### WHAT NEEDS TO BE DONE
Examine each line of the data, and copy the ones containing "Choose".

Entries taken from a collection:
==============================
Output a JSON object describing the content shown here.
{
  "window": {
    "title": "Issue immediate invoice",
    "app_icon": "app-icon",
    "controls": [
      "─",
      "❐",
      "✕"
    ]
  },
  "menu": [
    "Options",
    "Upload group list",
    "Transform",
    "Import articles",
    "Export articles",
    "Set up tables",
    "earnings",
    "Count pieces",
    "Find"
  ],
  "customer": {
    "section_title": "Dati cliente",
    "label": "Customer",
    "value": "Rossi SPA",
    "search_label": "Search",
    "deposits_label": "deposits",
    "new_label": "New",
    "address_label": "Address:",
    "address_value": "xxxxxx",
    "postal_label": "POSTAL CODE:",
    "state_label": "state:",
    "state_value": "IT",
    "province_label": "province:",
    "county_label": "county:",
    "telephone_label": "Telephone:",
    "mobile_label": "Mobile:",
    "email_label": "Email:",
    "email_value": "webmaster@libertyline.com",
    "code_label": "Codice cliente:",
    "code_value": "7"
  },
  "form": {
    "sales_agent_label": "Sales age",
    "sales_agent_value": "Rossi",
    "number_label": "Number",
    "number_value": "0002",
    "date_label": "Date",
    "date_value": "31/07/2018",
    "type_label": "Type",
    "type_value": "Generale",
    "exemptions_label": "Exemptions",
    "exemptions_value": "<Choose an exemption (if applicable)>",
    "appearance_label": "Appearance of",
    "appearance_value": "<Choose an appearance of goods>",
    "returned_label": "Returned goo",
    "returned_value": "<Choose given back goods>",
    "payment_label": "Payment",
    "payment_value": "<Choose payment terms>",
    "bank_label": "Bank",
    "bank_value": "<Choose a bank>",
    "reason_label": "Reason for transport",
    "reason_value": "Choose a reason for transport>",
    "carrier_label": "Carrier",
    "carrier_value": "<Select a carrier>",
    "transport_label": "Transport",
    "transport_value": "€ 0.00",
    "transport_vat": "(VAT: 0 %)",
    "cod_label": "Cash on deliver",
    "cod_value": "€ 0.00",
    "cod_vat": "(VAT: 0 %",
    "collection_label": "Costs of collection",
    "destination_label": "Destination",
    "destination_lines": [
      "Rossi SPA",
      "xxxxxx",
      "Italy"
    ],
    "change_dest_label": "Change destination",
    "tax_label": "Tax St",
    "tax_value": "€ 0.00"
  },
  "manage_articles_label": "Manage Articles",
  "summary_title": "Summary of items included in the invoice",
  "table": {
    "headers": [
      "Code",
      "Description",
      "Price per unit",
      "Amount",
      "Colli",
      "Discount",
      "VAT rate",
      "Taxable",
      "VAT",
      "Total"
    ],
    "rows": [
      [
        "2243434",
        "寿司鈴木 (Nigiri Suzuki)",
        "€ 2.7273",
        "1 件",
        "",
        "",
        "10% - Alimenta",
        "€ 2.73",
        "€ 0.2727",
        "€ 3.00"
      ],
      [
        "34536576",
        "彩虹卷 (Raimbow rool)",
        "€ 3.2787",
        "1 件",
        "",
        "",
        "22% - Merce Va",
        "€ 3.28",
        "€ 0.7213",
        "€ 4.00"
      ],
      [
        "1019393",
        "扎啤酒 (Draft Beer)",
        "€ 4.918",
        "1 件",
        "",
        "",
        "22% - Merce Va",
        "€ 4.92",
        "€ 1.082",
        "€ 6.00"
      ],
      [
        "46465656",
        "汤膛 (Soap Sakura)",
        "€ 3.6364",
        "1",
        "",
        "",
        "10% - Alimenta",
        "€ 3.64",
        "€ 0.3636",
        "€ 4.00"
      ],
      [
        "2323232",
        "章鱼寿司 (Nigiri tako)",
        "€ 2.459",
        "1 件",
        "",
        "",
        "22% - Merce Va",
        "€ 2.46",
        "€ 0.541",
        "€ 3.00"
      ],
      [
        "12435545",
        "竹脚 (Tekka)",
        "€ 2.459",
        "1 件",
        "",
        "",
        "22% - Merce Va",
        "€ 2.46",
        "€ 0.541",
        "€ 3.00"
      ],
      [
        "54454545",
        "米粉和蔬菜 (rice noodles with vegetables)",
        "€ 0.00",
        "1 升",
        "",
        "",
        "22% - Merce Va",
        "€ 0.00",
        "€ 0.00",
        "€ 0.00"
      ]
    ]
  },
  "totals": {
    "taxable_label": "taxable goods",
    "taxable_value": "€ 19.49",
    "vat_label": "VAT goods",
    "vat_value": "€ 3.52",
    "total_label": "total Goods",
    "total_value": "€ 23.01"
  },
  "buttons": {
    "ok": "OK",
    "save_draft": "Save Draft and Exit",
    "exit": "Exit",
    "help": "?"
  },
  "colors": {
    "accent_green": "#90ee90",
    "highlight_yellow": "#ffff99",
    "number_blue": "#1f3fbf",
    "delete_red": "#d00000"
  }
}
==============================
### TASK ANSWER
    "exemptions_value": "<Choose an exemption (if applicable)>",
    "appearance_value": "<Choose an appearance of goods>",
    "returned_value": "<Choose given back goods>",
    "payment_value": "<Choose payment terms>",
    "bank_value": "<Choose a bank>",
    "reason_value": "Choose a reason for transport>",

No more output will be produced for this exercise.